A Texas family is accusing a veterinarian of keeping their dog imprisoned in a cage and using it for blood transfusions for six months after they thought their pet had been euthanized due to health problems.
The dog's owner said she had given Dr. Lou Tierce of the Camp Bowie Animal Clinic in Forth Worth permission to euthanize her then 4-year-old Leonberger, Sid, last October because the veterinarian told her the dog had a degenerative health condition, CBS Dallas/Fort Worth reported.
But last week, Marian Harris heard from a former employee of the vet's clinic, who told her Sid was still alive.
"The betrayal is so incredibly intense that nothing you have prepares you for the emotions," Harris said. "There's anger, there's joy that you have your dog back, there's betrayal of this intense trust. And so it's just really hard to camp on one particular emotion."
Harris said Tierce had told her that Sid was suffering from a degenerative spinal condition. She and her husband, Jamie, agreed that the vet should euthanize the dog to spare him suffering.
But the former clinic worker told Harris that the vet kept Sid alive -- in a cage - and used him as a doggie blood donor, Harris told the Fort Worth Star-Telegram.
Harris said she and her husband marched into the Camp Bowie Animal Clinic and found Sid in a back room.
"He was able to walk and jump in the back of my minivan so it was an excitement to be reunited," Harris said.
They immediately took him to another vet for an evaluation, who told them that Sid did not have any serious health problems.
Sid is now back home in Aledo with the Harris family.
Police and the state Board of Veterinary Medical Examiners are investigating whether any other animals may have been abused at the clinic. Animal control removed two other dogs from the clinic.
Tierce, a licensed vet since 1966, called the allegations "a bunch of hooey" on Wednesday and said he had kept Sid alive because he couldn't bear to put him down.
"The lady wanted me to euthanize their dog, but I just couldn't bring myself to do it," Tierce said, according to the Star-Telegram.
He said the allegations were fabricated by a disgruntled employee who "wanted to get me."
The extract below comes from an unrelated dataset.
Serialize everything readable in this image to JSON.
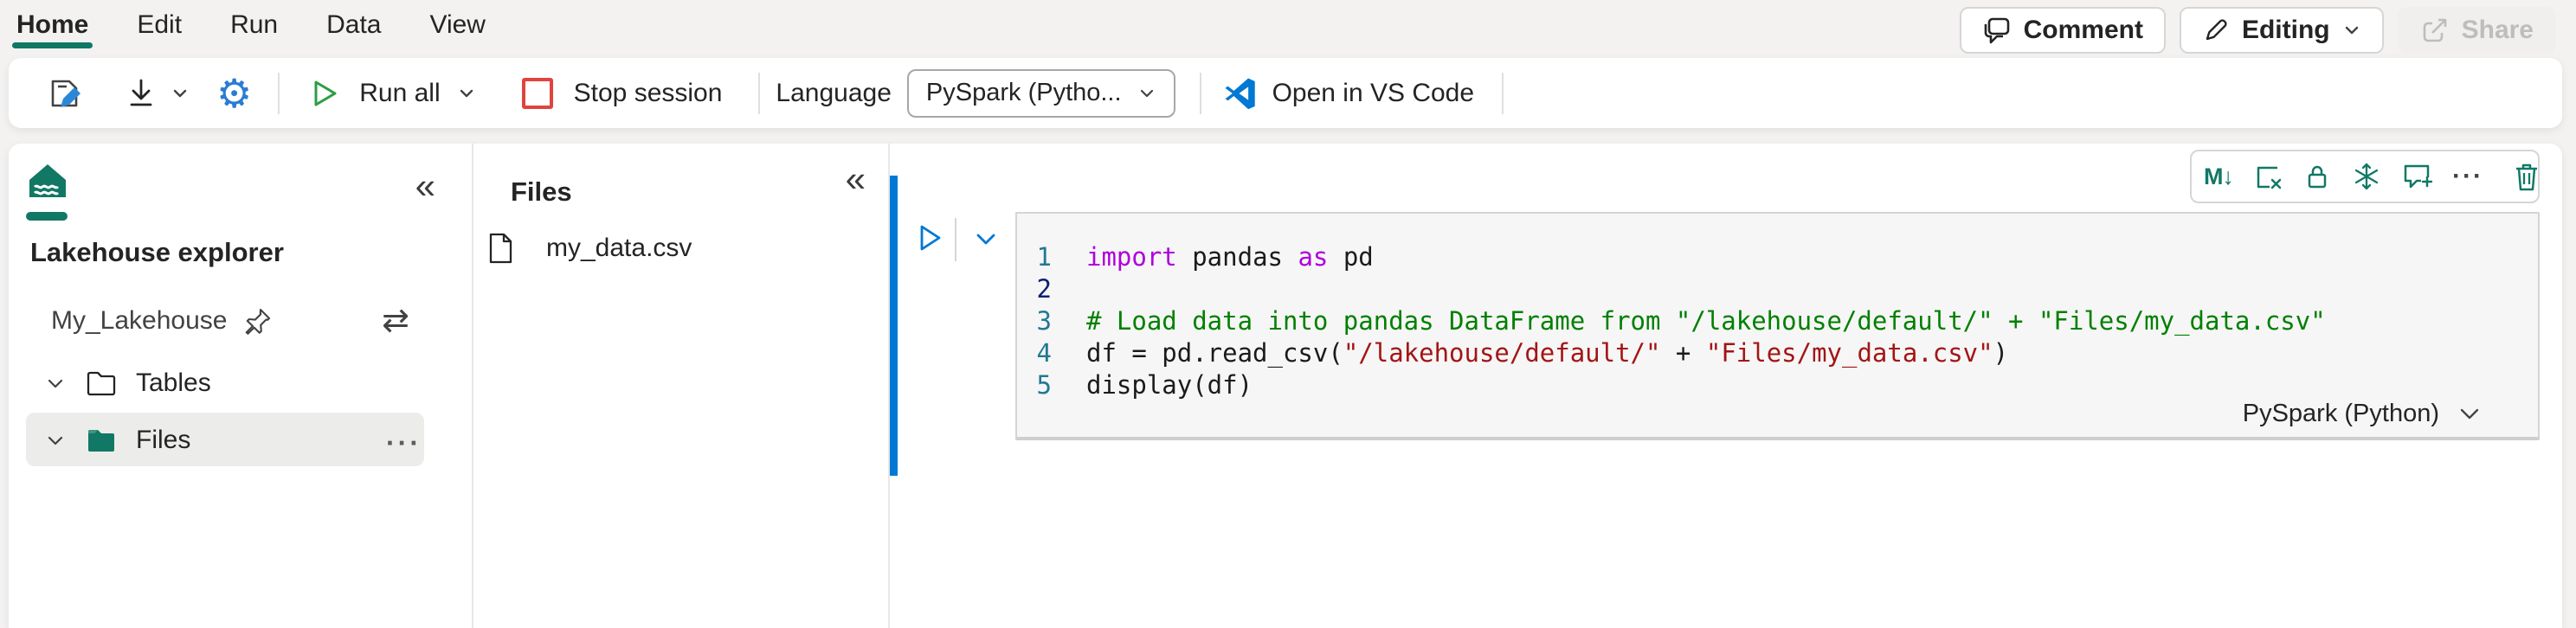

The former clinic worker, Mary Brewer, told the Star-Telegram she quit because animals were being mistreated at the clinic.
"I knew the truth and I quit because of it," Brewer said. "I'd had enough. ... Right is right and wrong is wrong."